You, too, can have interns.
As a startup, we run a pretty lean operation here at Opus Marketplace. We pay very close attention to our numbers and know just how far we can get with what we’ve got.
Balanced against that, we’ve got a development agenda that just keeps getting longer as we take on as many projects as we can in order to fuel growth.
And another thing… we practice what we preach – creating a workplace that we love to show up to. One factor in that concept is not working ourselves to death and reserving a sufficient amount of time for pursuits outside the office.
So the struggle is how to develop our next products as we refine the ones we already have in the pipeline.
The Answer? Interns
We have two of the brightest young minds you’ve ever seen in our office now and they are pushing a project forward that we thought we might have to wait a year to complete.

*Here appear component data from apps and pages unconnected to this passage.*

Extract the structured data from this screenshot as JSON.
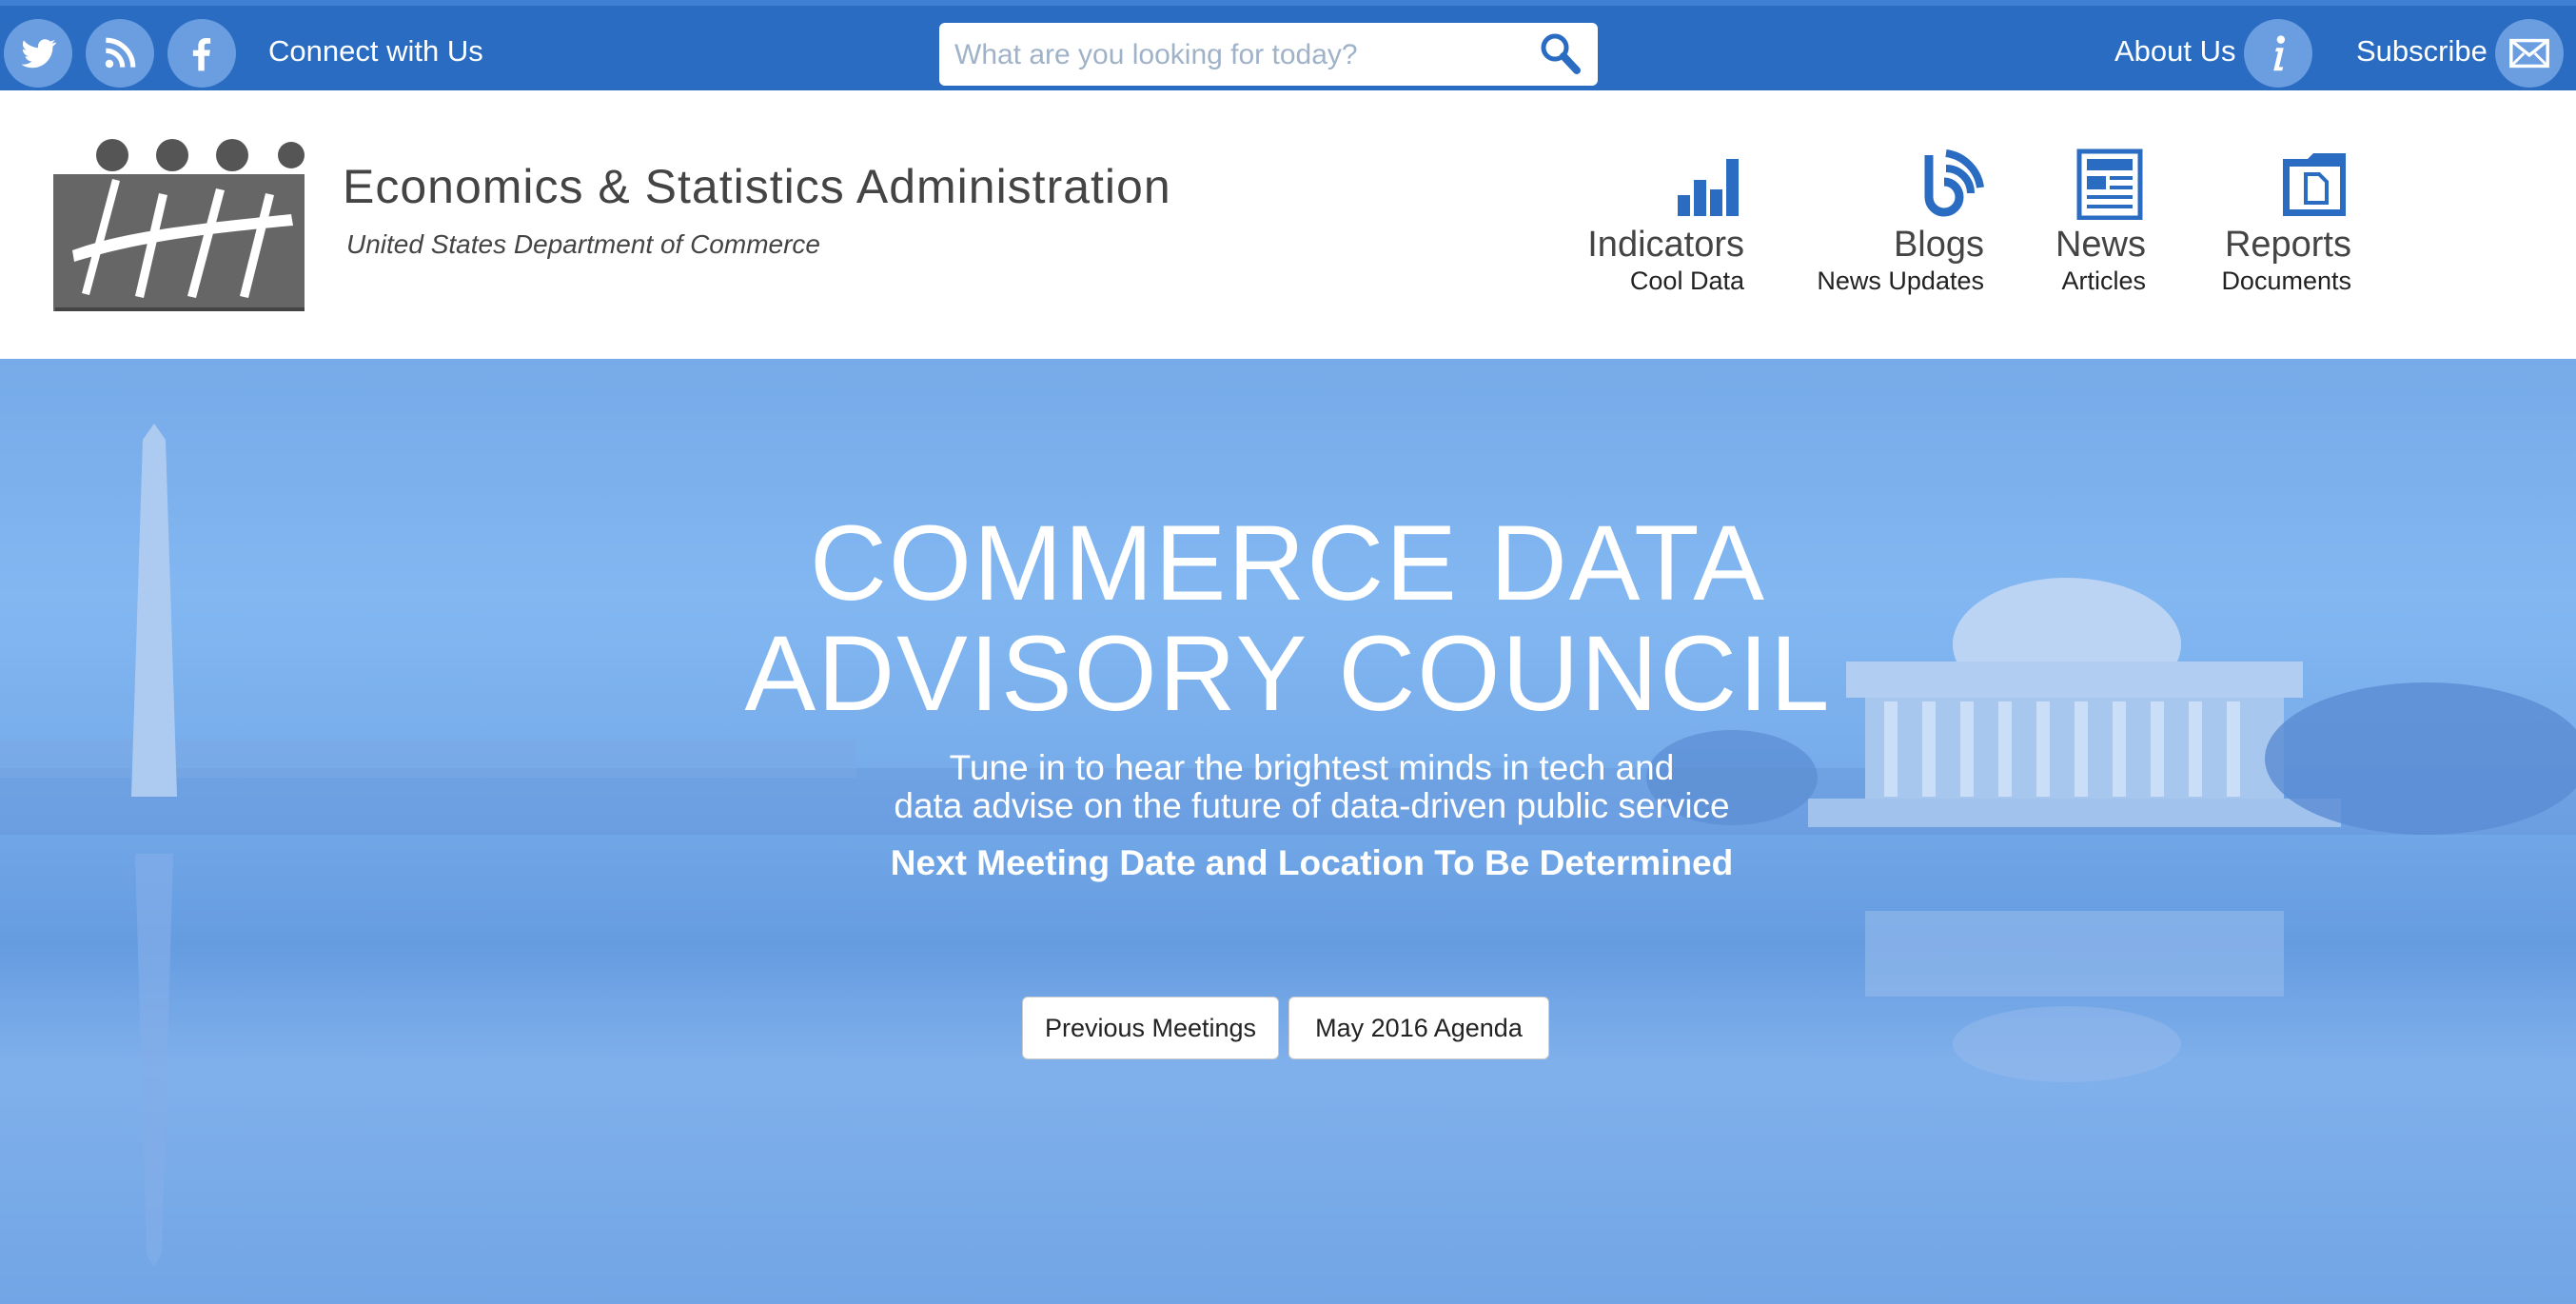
{
  "topbar": {
    "social": [
      {
        "name": "twitter-icon"
      },
      {
        "name": "rss-icon"
      },
      {
        "name": "facebook-icon"
      }
    ],
    "connect_label": "Connect with Us",
    "search_placeholder": "What are you looking for today?",
    "about_label": "About Us",
    "subscribe_label": "Subscribe"
  },
  "header": {
    "org_title": "Economics & Statistics Administration",
    "org_subtitle": "United States Department of Commerce",
    "nav": [
      {
        "label": "Indicators",
        "sub": "Cool Data",
        "icon": "bar-chart-icon"
      },
      {
        "label": "Blogs",
        "sub": "News Updates",
        "icon": "blog-icon"
      },
      {
        "label": "News",
        "sub": "Articles",
        "icon": "newspaper-icon"
      },
      {
        "label": "Reports",
        "sub": "Documents",
        "icon": "folder-icon"
      }
    ]
  },
  "hero": {
    "title_line1": "COMMERCE DATA",
    "title_line2": "ADVISORY COUNCIL",
    "subtitle_line1": "Tune in to hear the brightest minds in tech and",
    "subtitle_line2": "data advise on the future of data-driven public service",
    "next_meeting": "Next Meeting Date and Location To Be Determined",
    "buttons": [
      {
        "label": "Previous Meetings"
      },
      {
        "label": "May 2016 Agenda"
      }
    ]
  },
  "colors": {
    "topbar": "#2a6cc2",
    "icon_circle": "#6b9ee0",
    "nav_icon": "#2a6cc2",
    "hero": "#7fb0ea"
  }
}
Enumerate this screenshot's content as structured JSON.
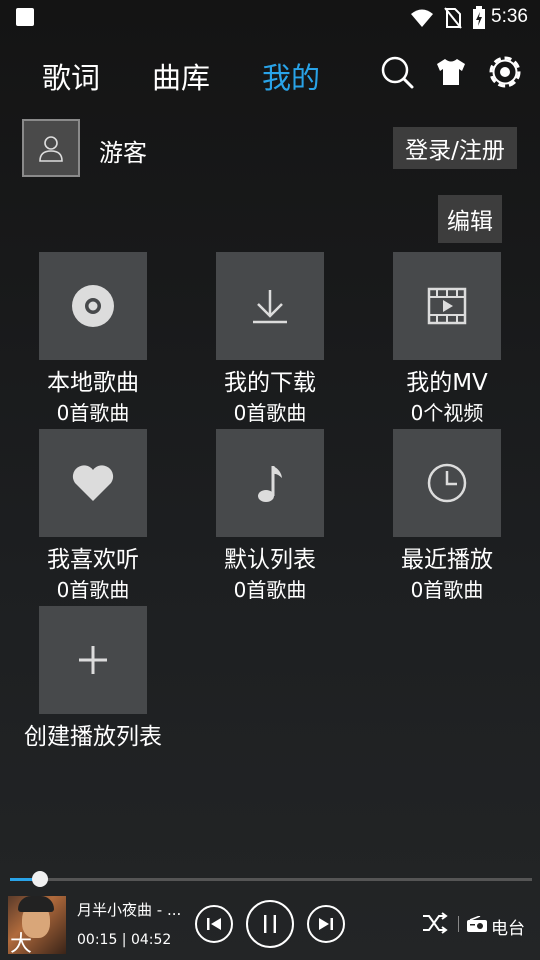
{
  "status_bar": {
    "time": "5:36"
  },
  "nav": {
    "tabs": [
      "歌词",
      "曲库",
      "我的"
    ],
    "active_index": 2,
    "accent": "#29a3e8"
  },
  "user": {
    "name": "游客",
    "login_label": "登录/注册"
  },
  "edit_label": "编辑",
  "items": [
    {
      "title": "本地歌曲",
      "count": "0首歌曲",
      "icon": "disc-icon"
    },
    {
      "title": "我的下载",
      "count": "0首歌曲",
      "icon": "download-icon"
    },
    {
      "title": "我的MV",
      "count": "0个视频",
      "icon": "film-icon"
    },
    {
      "title": "我喜欢听",
      "count": "0首歌曲",
      "icon": "heart-icon"
    },
    {
      "title": "默认列表",
      "count": "0首歌曲",
      "icon": "music-note-icon"
    },
    {
      "title": "最近播放",
      "count": "0首歌曲",
      "icon": "clock-icon"
    },
    {
      "title": "创建播放列表",
      "count": "",
      "icon": "plus-icon"
    }
  ],
  "player": {
    "song": "月半小夜曲 - ...",
    "elapsed": "00:15",
    "duration": "04:52",
    "time_text": "00:15 | 04:52",
    "progress": 0.058,
    "radio_label": "电台",
    "cover_glyph": "大"
  }
}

Here’s how we did it.
We reached out to the computer science department at a local college, Western Carolina University, and asked. Simple as that. The college didn’t ask if we were a big company or if we were psycho killers, they put the word out and the intern emails started rolling in.

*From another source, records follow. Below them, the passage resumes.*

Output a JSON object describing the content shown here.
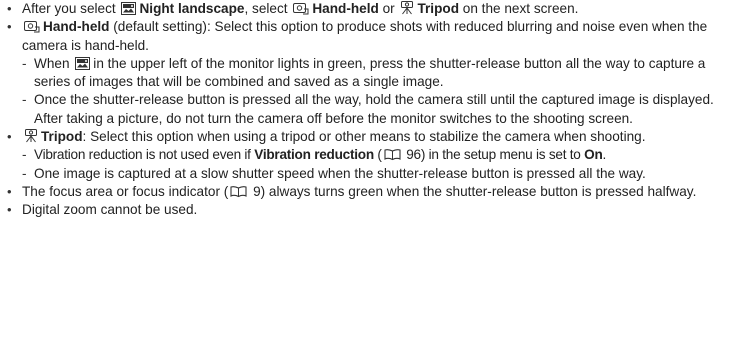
{
  "bullets": {
    "b1": {
      "t1": "After you select",
      "bold1": "Night landscape",
      "t2": ", select",
      "bold2": "Hand-held",
      "t3": "or",
      "bold3": "Tripod",
      "t4": "on the next screen.",
      "icon1": "night-landscape-icon",
      "icon2": "hand-held-icon",
      "icon3": "tripod-icon"
    },
    "b2": {
      "bold": "Hand-held",
      "text": "(default setting): Select this option to produce shots with reduced blurring and noise even when the camera is hand-held.",
      "icon": "hand-held-icon",
      "sub1": {
        "t1": "When",
        "t2": "in the upper left of the monitor lights in green, press the shutter-release button all the way to capture a series of images that will be combined and saved as a single image.",
        "icon": "night-landscape-icon"
      },
      "sub2": "Once the shutter-release button is pressed all the way, hold the camera still until the captured image is displayed. After taking a picture, do not turn the camera off before the monitor switches to the shooting screen."
    },
    "b3": {
      "bold": "Tripod",
      "text": ": Select this option when using a tripod or other means to stabilize the camera when shooting.",
      "icon": "tripod-icon",
      "sub1": {
        "t1": "Vibration reduction is not used even if",
        "bold": "Vibration reduction",
        "ref": "96",
        "t2": ") in the setup menu is set to",
        "bold2": "On",
        "t3": ".",
        "icon": "book-ref-icon"
      },
      "sub2": "One image is captured at a slow shutter speed when the shutter-release button is pressed all the way."
    },
    "b4": {
      "t1": "The focus area or focus indicator (",
      "ref": "9",
      "t2": ") always turns green when the shutter-release button is pressed halfway.",
      "icon": "book-ref-icon"
    },
    "b5": "Digital zoom cannot be used."
  }
}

What We Considered When Hiring Interns
First of all, these are college students. The chances were pretty strong that they wouldn’t have all the skills we needed. But we can teach those. So we tested their cognitive abilities rather than their existing skill set.

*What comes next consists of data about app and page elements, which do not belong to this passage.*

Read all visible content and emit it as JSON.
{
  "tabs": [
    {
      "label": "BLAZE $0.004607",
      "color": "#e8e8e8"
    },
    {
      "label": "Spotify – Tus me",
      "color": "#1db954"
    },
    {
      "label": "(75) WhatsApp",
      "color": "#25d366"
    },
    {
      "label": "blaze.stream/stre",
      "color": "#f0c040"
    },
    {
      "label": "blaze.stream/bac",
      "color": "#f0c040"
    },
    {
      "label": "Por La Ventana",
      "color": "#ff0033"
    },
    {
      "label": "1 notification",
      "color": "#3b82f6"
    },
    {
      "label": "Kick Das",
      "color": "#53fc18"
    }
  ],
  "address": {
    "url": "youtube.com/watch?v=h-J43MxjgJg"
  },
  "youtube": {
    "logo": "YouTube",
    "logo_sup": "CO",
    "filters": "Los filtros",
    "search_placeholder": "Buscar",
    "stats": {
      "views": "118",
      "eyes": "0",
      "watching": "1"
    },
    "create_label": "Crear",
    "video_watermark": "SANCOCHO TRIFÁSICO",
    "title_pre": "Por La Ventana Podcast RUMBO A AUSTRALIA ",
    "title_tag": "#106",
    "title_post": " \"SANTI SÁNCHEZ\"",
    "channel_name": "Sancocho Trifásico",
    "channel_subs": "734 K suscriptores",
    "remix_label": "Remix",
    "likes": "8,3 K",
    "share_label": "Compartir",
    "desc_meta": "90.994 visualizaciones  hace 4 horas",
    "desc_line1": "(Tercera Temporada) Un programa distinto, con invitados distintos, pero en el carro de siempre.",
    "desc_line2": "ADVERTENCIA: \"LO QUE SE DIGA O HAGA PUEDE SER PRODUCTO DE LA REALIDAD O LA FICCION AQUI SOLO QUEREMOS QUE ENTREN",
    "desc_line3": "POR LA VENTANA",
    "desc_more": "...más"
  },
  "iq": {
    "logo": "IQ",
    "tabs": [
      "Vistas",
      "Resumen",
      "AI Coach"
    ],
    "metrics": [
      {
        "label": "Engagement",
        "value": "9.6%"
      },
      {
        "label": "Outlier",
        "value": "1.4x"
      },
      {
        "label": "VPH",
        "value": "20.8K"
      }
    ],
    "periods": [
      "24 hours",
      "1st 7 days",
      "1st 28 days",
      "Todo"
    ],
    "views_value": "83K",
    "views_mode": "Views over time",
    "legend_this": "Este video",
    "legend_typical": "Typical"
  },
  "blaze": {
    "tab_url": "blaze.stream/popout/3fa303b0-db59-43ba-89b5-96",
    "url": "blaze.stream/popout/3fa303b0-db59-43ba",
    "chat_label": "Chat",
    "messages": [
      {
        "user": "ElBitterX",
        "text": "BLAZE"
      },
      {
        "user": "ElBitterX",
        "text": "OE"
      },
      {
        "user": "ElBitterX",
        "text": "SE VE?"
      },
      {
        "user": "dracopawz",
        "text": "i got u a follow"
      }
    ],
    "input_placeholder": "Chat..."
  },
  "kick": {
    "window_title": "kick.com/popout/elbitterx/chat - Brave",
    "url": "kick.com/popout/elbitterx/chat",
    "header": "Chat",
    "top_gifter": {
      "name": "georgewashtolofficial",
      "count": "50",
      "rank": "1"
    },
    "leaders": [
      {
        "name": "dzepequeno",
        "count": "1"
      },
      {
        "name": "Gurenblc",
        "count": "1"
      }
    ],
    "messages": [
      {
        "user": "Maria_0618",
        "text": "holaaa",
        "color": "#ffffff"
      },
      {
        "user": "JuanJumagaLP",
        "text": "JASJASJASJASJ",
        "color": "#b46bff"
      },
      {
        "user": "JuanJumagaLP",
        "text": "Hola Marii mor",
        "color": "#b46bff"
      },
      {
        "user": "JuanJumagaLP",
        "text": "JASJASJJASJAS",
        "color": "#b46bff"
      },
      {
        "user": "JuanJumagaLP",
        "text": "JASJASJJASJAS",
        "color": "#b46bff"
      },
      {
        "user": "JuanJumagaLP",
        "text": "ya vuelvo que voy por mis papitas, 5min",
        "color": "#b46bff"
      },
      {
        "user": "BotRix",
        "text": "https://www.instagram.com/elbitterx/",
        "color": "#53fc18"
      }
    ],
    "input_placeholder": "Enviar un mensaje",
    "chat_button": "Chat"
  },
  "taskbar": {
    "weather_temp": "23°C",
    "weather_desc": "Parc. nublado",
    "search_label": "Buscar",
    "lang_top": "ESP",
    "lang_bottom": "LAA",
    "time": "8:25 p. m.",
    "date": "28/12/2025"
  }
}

I believe we had nine first-round interviews and from those we chose four to proceed. In the initial, video conference interviews we started with the basic get-to-know-ya kind of stuff but quickly jumped to describing a development scenario problem and then said, “What would you do”?
And then we shut up and listened.
You can learn a lot about someone by turning the screws on them a little bit.
For second-round interviews, we did something similar, only harder. We had them bring in laptops and headphones, described the environment they were to use and turned them free to find a solution to a particular problem within an hour. They were free to utilize any resources they could find, including tutorials and video.
Some of them did well, some didn’t do do well. But in reality, the test wasn’t about finding the right solution. We were testing their self-reliance, their ability to research issues and their ability to verbalize the same.
Why You Should Hire Interns
- Full of energy
- Temporary (Though we’re hoping they might want to stick around)
Understand, however, this is not a free labor thing. First of all, we’re paying our interns more than they’d make in a summer job flipping burgers. Second, we consider this a teaching opportunity – knowledge and real world work experience in exchange for our project getting pushed forward.
And they take up a lot of time, as is to be expected. It’s a darn good thing they’re pushing our project forward because the other projects have slowed a bit due to the time demands of two new, young brains in the office.
All things considered, hiring interns has been a win-win and I recommend giving it a try. I assure you, we’ll be doing it for a long time to come.